The records that follow must be repeated exactly, line by line.

Dataset rows describing interfaces
-- Opening Marker --

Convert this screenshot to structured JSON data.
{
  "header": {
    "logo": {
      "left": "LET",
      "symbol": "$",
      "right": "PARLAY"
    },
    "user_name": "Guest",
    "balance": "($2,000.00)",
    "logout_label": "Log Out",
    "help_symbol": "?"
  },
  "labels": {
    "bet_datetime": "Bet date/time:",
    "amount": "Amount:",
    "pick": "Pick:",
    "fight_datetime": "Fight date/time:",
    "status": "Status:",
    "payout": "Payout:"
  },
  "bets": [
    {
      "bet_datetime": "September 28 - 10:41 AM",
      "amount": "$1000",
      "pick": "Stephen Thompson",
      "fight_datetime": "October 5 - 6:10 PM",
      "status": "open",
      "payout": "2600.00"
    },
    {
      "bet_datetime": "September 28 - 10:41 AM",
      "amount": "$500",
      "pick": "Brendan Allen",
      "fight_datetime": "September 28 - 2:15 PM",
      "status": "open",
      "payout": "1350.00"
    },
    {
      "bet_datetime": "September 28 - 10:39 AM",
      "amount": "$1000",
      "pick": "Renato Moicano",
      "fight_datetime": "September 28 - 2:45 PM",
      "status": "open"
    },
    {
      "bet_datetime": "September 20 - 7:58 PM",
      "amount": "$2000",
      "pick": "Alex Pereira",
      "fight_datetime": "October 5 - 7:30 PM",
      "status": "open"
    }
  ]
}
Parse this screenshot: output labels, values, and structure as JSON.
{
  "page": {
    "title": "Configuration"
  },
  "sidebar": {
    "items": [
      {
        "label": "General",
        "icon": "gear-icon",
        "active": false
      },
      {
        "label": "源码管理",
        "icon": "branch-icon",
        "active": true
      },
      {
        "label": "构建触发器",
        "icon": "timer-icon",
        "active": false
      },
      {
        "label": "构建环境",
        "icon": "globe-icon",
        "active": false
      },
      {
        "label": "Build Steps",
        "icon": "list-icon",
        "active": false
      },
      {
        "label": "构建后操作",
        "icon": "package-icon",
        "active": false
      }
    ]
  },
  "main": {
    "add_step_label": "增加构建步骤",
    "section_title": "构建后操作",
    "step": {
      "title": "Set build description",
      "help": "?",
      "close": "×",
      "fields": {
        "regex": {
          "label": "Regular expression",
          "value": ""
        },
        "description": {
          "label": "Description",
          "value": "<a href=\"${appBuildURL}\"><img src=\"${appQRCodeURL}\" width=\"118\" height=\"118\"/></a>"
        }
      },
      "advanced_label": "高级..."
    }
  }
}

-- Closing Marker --

EXERCISE SOLUTION —
Convert this screenshot to structured JSON data.
{
  "header": {
    "logo": {
      "left": "LET",
      "symbol": "$",
      "right": "PARLAY"
    },
    "user_name": "Guest",
    "balance": "($2,000.00)",
    "logout_label": "Log Out",
    "help_symbol": "?"
  },
  "labels": {
    "bet_datetime": "Bet date/time:",
    "amount": "Amount:",
    "pick": "Pick:",
    "fight_datetime": "Fight date/time:",
    "status": "Status:",
    "payout": "Payout:"
  },
  "bets": [
    {
      "bet_datetime": "September 28 - 10:41 AM",
      "amount": "$1000",
      "pick": "Stephen Thompson",
      "fight_datetime": "October 5 - 6:10 PM",
      "status": "open",
      "payout": "2600.00"
    },
    {
      "bet_datetime": "September 28 - 10:41 AM",
      "amount": "$500",
      "pick": "Brendan Allen",
      "fight_datetime": "September 28 - 2:15 PM",
      "status": "open",
      "payout": "1350.00"
    },
    {
      "bet_datetime": "September 28 - 10:39 AM",
      "amount": "$1000",
      "pick": "Renato Moicano",
      "fight_datetime": "September 28 - 2:45 PM",
      "status": "open"
    },
    {
      "bet_datetime": "September 20 - 7:58 PM",
      "amount": "$2000",
      "pick": "Alex Pereira",
      "fight_datetime": "October 5 - 7:30 PM",
      "status": "open"
    }
  ]
}
Parse this screenshot: output labels, values, and structure as JSON.
{
  "page": {
    "title": "Configuration"
  },
  "sidebar": {
    "items": [
      {
        "label": "General",
        "icon": "gear-icon",
        "active": false
      },
      {
        "label": "源码管理",
        "icon": "branch-icon",
        "active": true
      },
      {
        "label": "构建触发器",
        "icon": "timer-icon",
        "active": false
      },
      {
        "label": "构建环境",
        "icon": "globe-icon",
        "active": false
      },
      {
        "label": "Build Steps",
        "icon": "list-icon",
        "active": false
      },
      {
        "label": "构建后操作",
        "icon": "package-icon",
        "active": false
      }
    ]
  },
  "main": {
    "add_step_label": "增加构建步骤",
    "section_title": "构建后操作",
    "step": {
      "title": "Set build description",
      "help": "?",
      "close": "×",
      "fields": {
        "regex": {
          "label": "Regular expression",
          "value": ""
        },
        "description": {
          "label": "Description",
          "value": "<a href=\"${appBuildURL}\"><img src=\"${appQRCodeURL}\" width=\"118\" height=\"118\"/></a>"
        }
      },
      "advanced_label": "高级..."
    }
  }
}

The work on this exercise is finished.